* [Work request]:
The records below are to be reproduced exactly, with the pictures left out.

* [Exercise material]:
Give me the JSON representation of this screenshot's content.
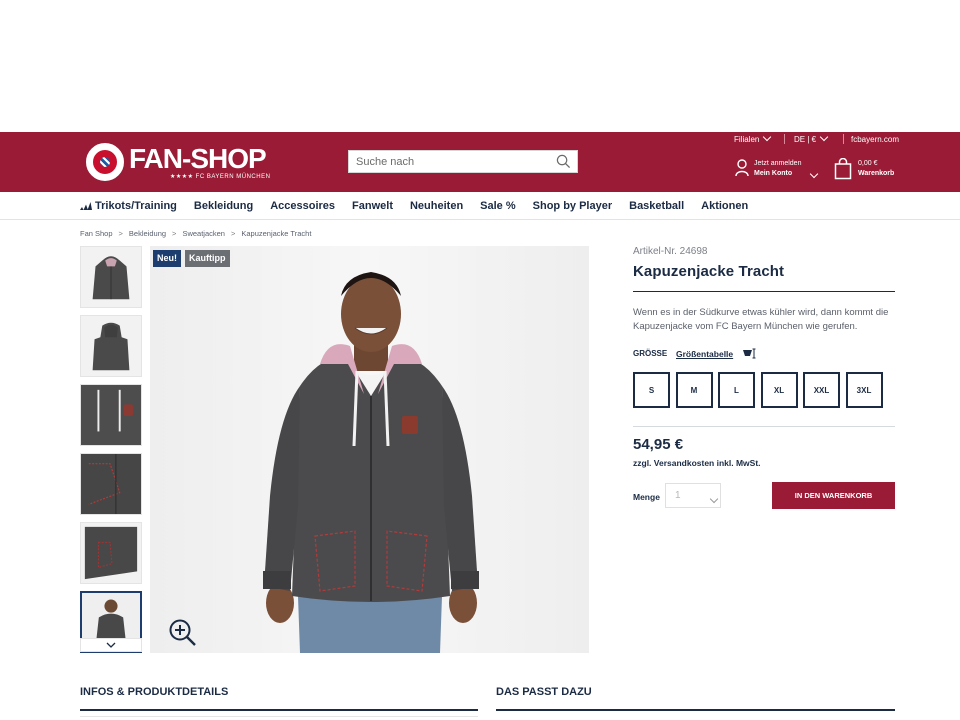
{
  "header": {
    "brand": "FAN-SHOP",
    "brand_sub": "★★★★ FC BAYERN MÜNCHEN",
    "logo_text": "FC BAYERN MÜNCHEN",
    "search_placeholder": "Suche nach",
    "top_links": {
      "stores": "Filialen",
      "locale": "DE | €",
      "site": "fcbayern.com"
    },
    "account": {
      "line1": "Jetzt anmelden",
      "line2": "Mein Konto"
    },
    "cart": {
      "line1": "0,00 €",
      "line2": "Warenkorb"
    }
  },
  "nav": {
    "items": [
      "Trikots/Training",
      "Bekleidung",
      "Accessoires",
      "Fanwelt",
      "Neuheiten",
      "Sale %",
      "Shop by Player",
      "Basketball",
      "Aktionen"
    ]
  },
  "breadcrumb": [
    "Fan Shop",
    "Bekleidung",
    "Sweatjacken",
    "Kapuzenjacke Tracht"
  ],
  "gallery": {
    "badges": {
      "new": "Neu!",
      "tip": "Kauftipp"
    },
    "thumbnail_count": 6,
    "active_thumbnail": 6
  },
  "product": {
    "article_no": "Artikel-Nr. 24698",
    "title": "Kapuzenjacke Tracht",
    "description": "Wenn es in der Südkurve etwas kühler wird, dann kommt die Kapuzenjacke vom FC Bayern München wie gerufen.",
    "size_label": "GRÖSSE",
    "size_chart_link": "Größentabelle",
    "sizes": [
      "S",
      "M",
      "L",
      "XL",
      "XXL",
      "3XL"
    ],
    "price": "54,95 €",
    "shipping_note": "zzgl. Versandkosten inkl. MwSt.",
    "quantity_label": "Menge",
    "quantity_value": "1",
    "add_to_cart": "IN DEN WARENKORB"
  },
  "sections": {
    "details_title": "INFOS & PRODUKTDETAILS",
    "related_title": "DAS PASST DAZU"
  },
  "colors": {
    "brand_red": "#9a1b35",
    "navy": "#1b2b44",
    "badge_new": "#1c3d6e",
    "badge_tip": "#6b6e73"
  }
}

* [Answer]:
Give me the JSON representation of this screenshot's content.
{
  "header": {
    "brand": "FAN-SHOP",
    "brand_sub": "★★★★ FC BAYERN MÜNCHEN",
    "logo_text": "FC BAYERN MÜNCHEN",
    "search_placeholder": "Suche nach",
    "top_links": {
      "stores": "Filialen",
      "locale": "DE | €",
      "site": "fcbayern.com"
    },
    "account": {
      "line1": "Jetzt anmelden",
      "line2": "Mein Konto"
    },
    "cart": {
      "line1": "0,00 €",
      "line2": "Warenkorb"
    }
  },
  "nav": {
    "items": [
      "Trikots/Training",
      "Bekleidung",
      "Accessoires",
      "Fanwelt",
      "Neuheiten",
      "Sale %",
      "Shop by Player",
      "Basketball",
      "Aktionen"
    ]
  },
  "breadcrumb": [
    "Fan Shop",
    "Bekleidung",
    "Sweatjacken",
    "Kapuzenjacke Tracht"
  ],
  "gallery": {
    "badges": {
      "new": "Neu!",
      "tip": "Kauftipp"
    },
    "thumbnail_count": 6,
    "active_thumbnail": 6
  },
  "product": {
    "article_no": "Artikel-Nr. 24698",
    "title": "Kapuzenjacke Tracht",
    "description": "Wenn es in der Südkurve etwas kühler wird, dann kommt die Kapuzenjacke vom FC Bayern München wie gerufen.",
    "size_label": "GRÖSSE",
    "size_chart_link": "Größentabelle",
    "sizes": [
      "S",
      "M",
      "L",
      "XL",
      "XXL",
      "3XL"
    ],
    "price": "54,95 €",
    "shipping_note": "zzgl. Versandkosten inkl. MwSt.",
    "quantity_label": "Menge",
    "quantity_value": "1",
    "add_to_cart": "IN DEN WARENKORB"
  },
  "sections": {
    "details_title": "INFOS & PRODUKTDETAILS",
    "related_title": "DAS PASST DAZU"
  },
  "colors": {
    "brand_red": "#9a1b35",
    "navy": "#1b2b44",
    "badge_new": "#1c3d6e",
    "badge_tip": "#6b6e73"
  }
}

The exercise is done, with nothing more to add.